Public-Private Cooperation in Cybersecurity will stay Inadequate
The United States government will fund and collaborate more closely with the private sector, particularly those firms that manage or support important national infrastructure sectors. The Cybersecurity Infrastructure Security Agency and partner organizations will step up to solve substantial gaps in cybersecurity by laying the groundwork for enhanced data collection, public/private collaboration, and publishing standard recommendations for industries to enhance security.
Many new public-private partnerships will be in place by the end of 2023. the majority of them will be focused on data transmission with the government. It will be regarded as an uneven collaboration because these capabilities are not seen as directly benefiting most private sector participants.
Law Enforcement will have a Strong Position
Law enforcement agencies have been investing in technology and training for years, putting them in a far stronger position in 2023. Many criminal prosecutions will be filed for threat actors worldwide as a result of new technologies, processes, and cross-border collaboration.
Investigations will become more effective, but this will not considerably reduce the overall damage caused by cybercriminals. The increase of attackers and their effects on victims will outpace law enforcement efforts.

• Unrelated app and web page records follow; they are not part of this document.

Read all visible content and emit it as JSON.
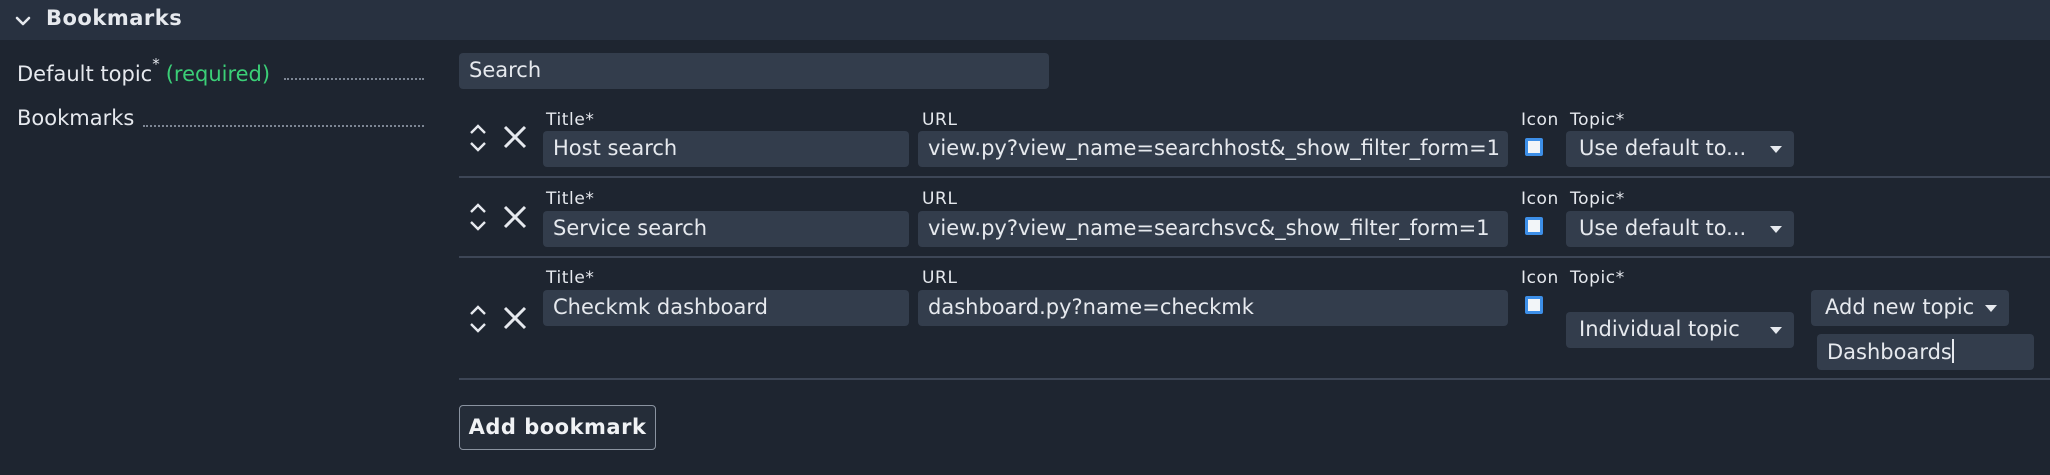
{
  "section": {
    "title": "Bookmarks"
  },
  "default_topic": {
    "label": "Default topic",
    "required_marker": "*",
    "required_text": "(required)",
    "value": "Search"
  },
  "bookmarks_label": "Bookmarks",
  "column_labels": {
    "title": "Title*",
    "url": "URL",
    "icon": "Icon",
    "topic": "Topic*"
  },
  "rows": [
    {
      "title": "Host search",
      "url": "view.py?view_name=searchhost&_show_filter_form=1",
      "topic": "Use default to..."
    },
    {
      "title": "Service search",
      "url": "view.py?view_name=searchsvc&_show_filter_form=1",
      "topic": "Use default to..."
    },
    {
      "title": "Checkmk dashboard",
      "url": "dashboard.py?name=checkmk",
      "topic": "Individual topic",
      "new_topic_mode": "Add new topic",
      "new_topic_value": "Dashboards"
    }
  ],
  "add_button": "Add bookmark",
  "icons": {
    "collapse": "chevron-down-icon",
    "reorder": "updown-arrows-icon",
    "delete": "close-icon"
  },
  "colors": {
    "background": "#1e2530",
    "header": "#283140",
    "field": "#333d4c",
    "required": "#3bcf77",
    "checkbox": "#3d8fe8"
  }
}
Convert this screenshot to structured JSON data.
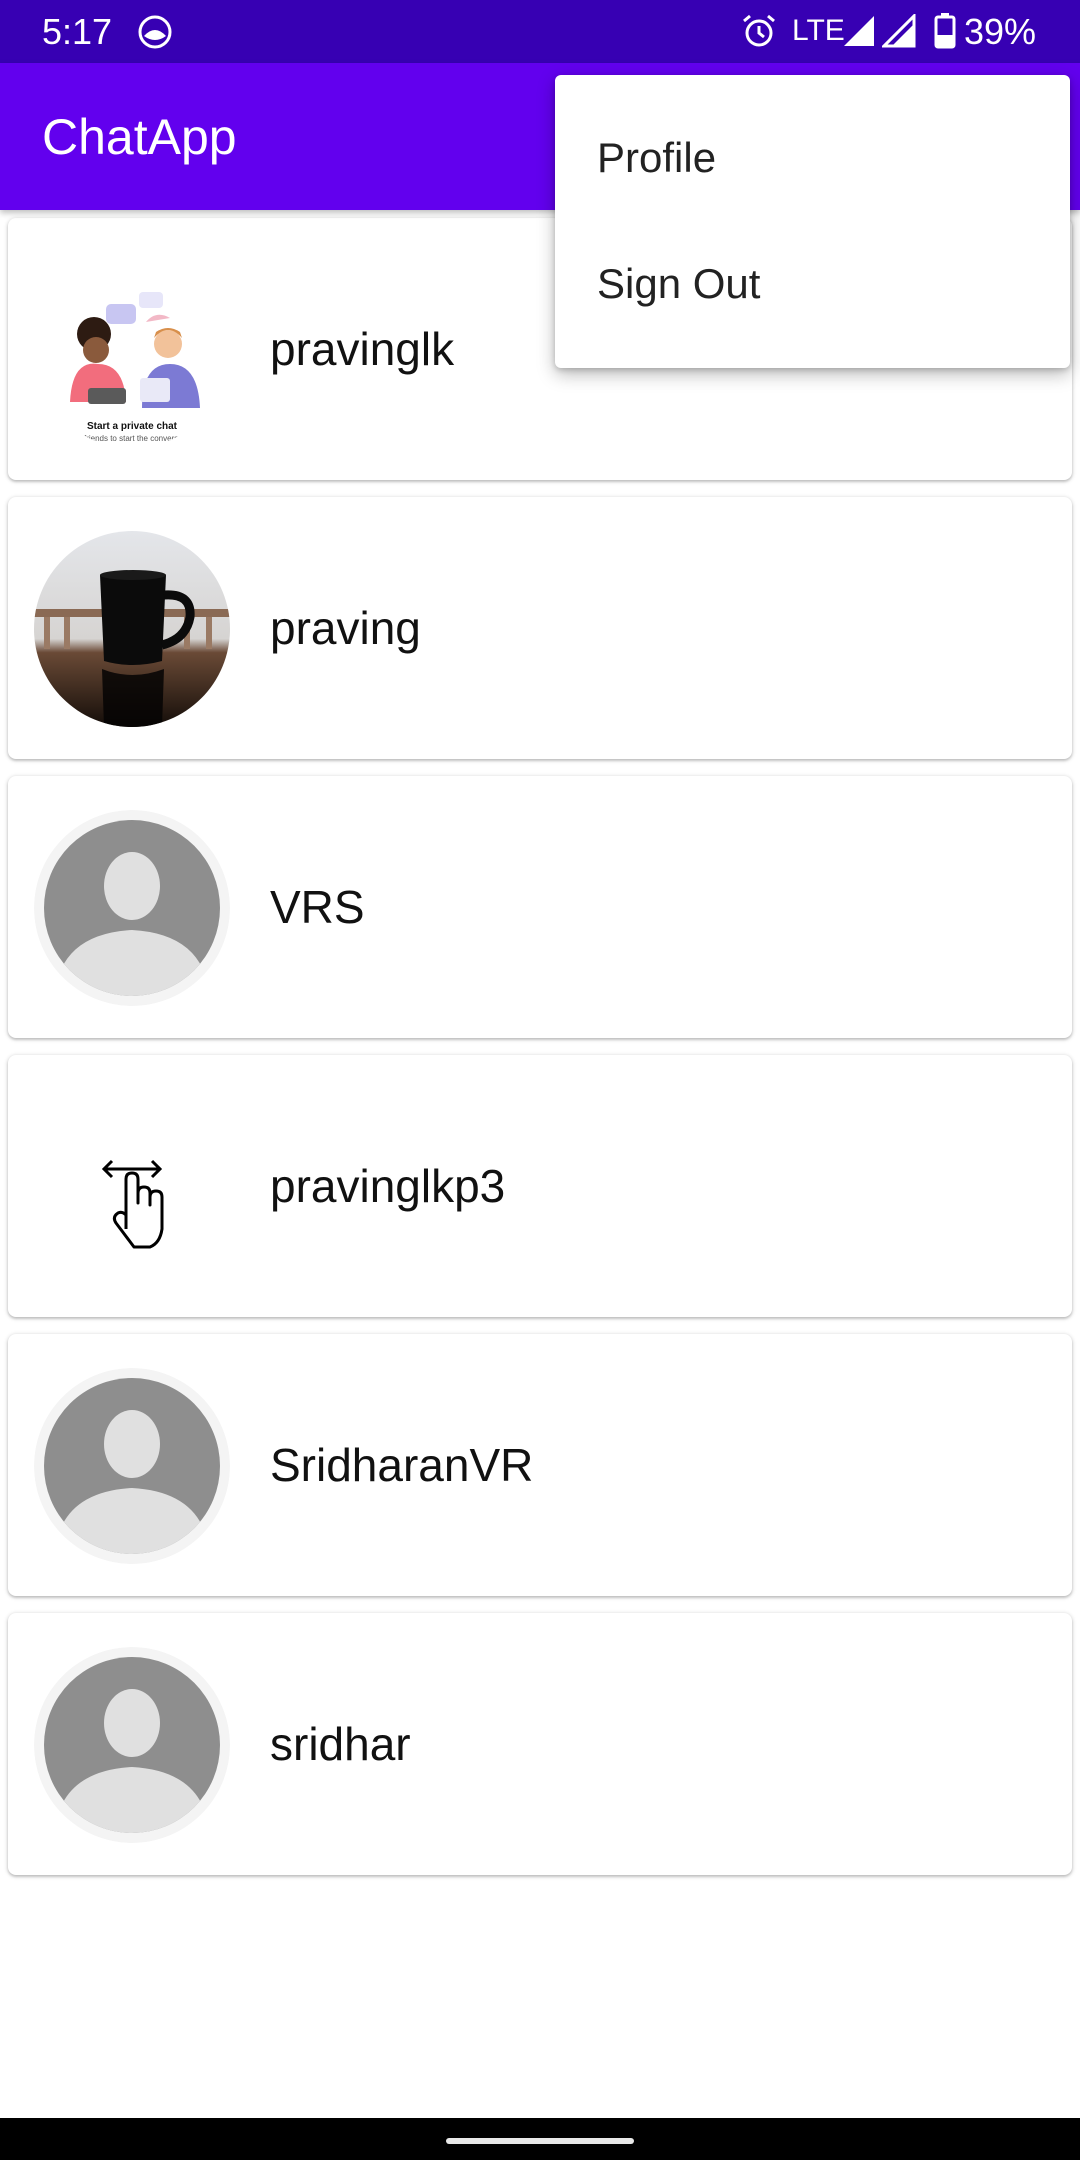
{
  "status_bar": {
    "time": "5:17",
    "network": "LTE",
    "battery": "39%",
    "icons": [
      "app-notification-icon",
      "alarm-icon",
      "signal-icon",
      "signal-icon",
      "battery-icon"
    ]
  },
  "app_bar": {
    "title": "ChatApp"
  },
  "menu": {
    "items": [
      {
        "label": "Profile"
      },
      {
        "label": "Sign Out"
      }
    ]
  },
  "users": [
    {
      "name": "pravinglk",
      "avatar": "private-chat-illustration",
      "illustration_caption": "Start a private chat",
      "illustration_subcaption": "Ask friends to start the conversation"
    },
    {
      "name": "praving",
      "avatar": "coffee-mug-photo"
    },
    {
      "name": "VRS",
      "avatar": "default-person-icon"
    },
    {
      "name": "pravinglkp3",
      "avatar": "swipe-gesture-icon"
    },
    {
      "name": "SridharanVR",
      "avatar": "default-person-icon"
    },
    {
      "name": "sridhar",
      "avatar": "default-person-icon"
    }
  ],
  "colors": {
    "status_bar": "#3700b3",
    "app_bar": "#6200ee",
    "background": "#ffffff"
  }
}
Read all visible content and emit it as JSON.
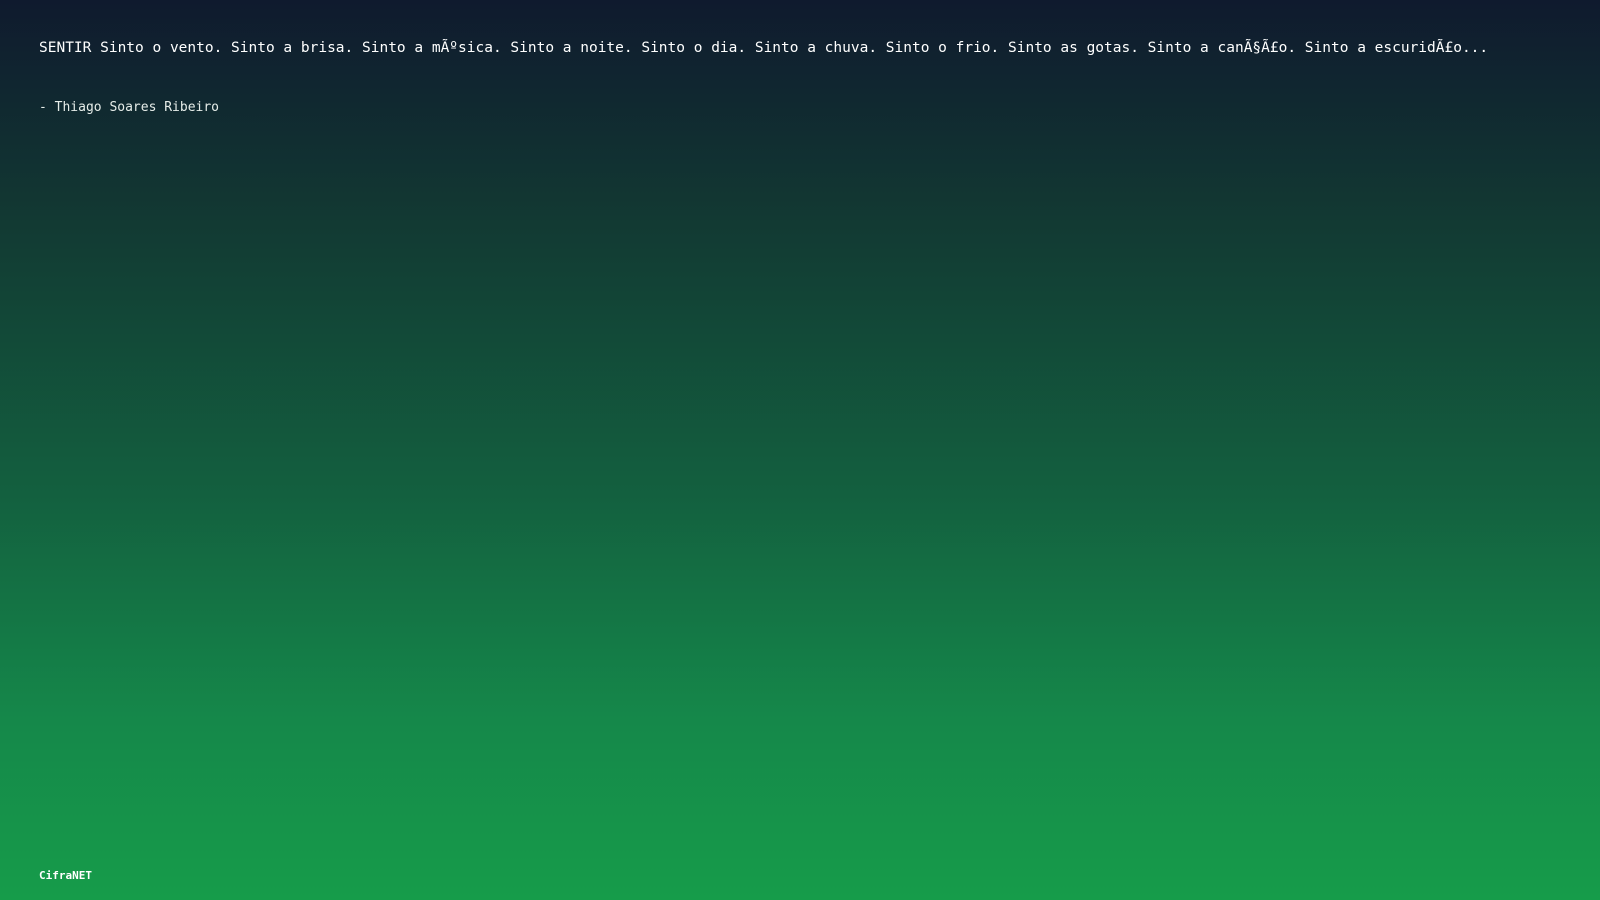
{
  "quote": {
    "text": "SENTIR Sinto o vento. Sinto a brisa. Sinto a mÃºsica. Sinto a noite. Sinto o dia. Sinto a chuva. Sinto o frio. Sinto as gotas. Sinto a canÃ§Ã£o. Sinto a escuridÃ£o...",
    "author": "- Thiago Soares Ribeiro"
  },
  "footer": {
    "brand": "CifraNET"
  },
  "colors": {
    "background_top": "#0f1a2e",
    "background_bottom": "#169c4a",
    "text": "#ffffff"
  }
}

Expect to hear some major cases and victories for the good folks. By the third quarter of 2023, a temporary pause in the first half of the year will have given way to criminals returning with better tactics, improved tools of their own, stronger infrastructures, and more widespread capabilities. In this year, the overall loss will reach new heights.
Oppressive Governments incorporate Digital Technology
Oppressive governments will prioritize the development of several capabilities to protect their positions of power, including identifying disloyal citizens or dissidents, controlling social media narratives by suppressing unflattering discussions and data about government practices & their rulers, and detecting potentially threatening topics that receive public attention. Offensive cyber operations will become a core part of their domestic policy toolbox.
The emergence of new Foreign Policy Tools
Nations provide considerable financial and technological resources and political cover for offensive operations. Attacks will be launched directly by government agencies and through external third-party agents engaged as cyber mercenaries.
Militaries, along with their defence industrial base, intelligence agencies, and diplomatic corps, will add new cyber capabilities to their toolkits, giving leaders additional defensive and offensive options. Highly skilled teams, advanced tools, and large spending will support greater capabilities as mechanisms to push foreign policy and protect essential national capabilities.
These powerful organizations can carry out extremely costly and complex attacks, such as the SolarWinds supply chain attacks in 2021/2022. These exploitations go deep and impact a wide range of public and private victims on a never-before-seen scale.
In 2023, cyber will be a new battlefield, where state coordinated attacks could sabotage economic stability, sway public opinion, disrupt national infrastructures, and cripple the ability and morale of military forces to conduct operations, destabilize governments, and manipulate political sovereignty. Most attacks will be carried out in secret, away from the public eye, much like what the cold war did a generation ago.
It will be a landmark year for cybersecurity, as it will remake itself to meet growing challenges and emerging threats. Consumers will suffer tangible effects from hacks this year, and they will realize the necessity of trustworthy technology. The foundations of digital innovation as security, privacy, and safety become a buying criterion and a matter of public conversation.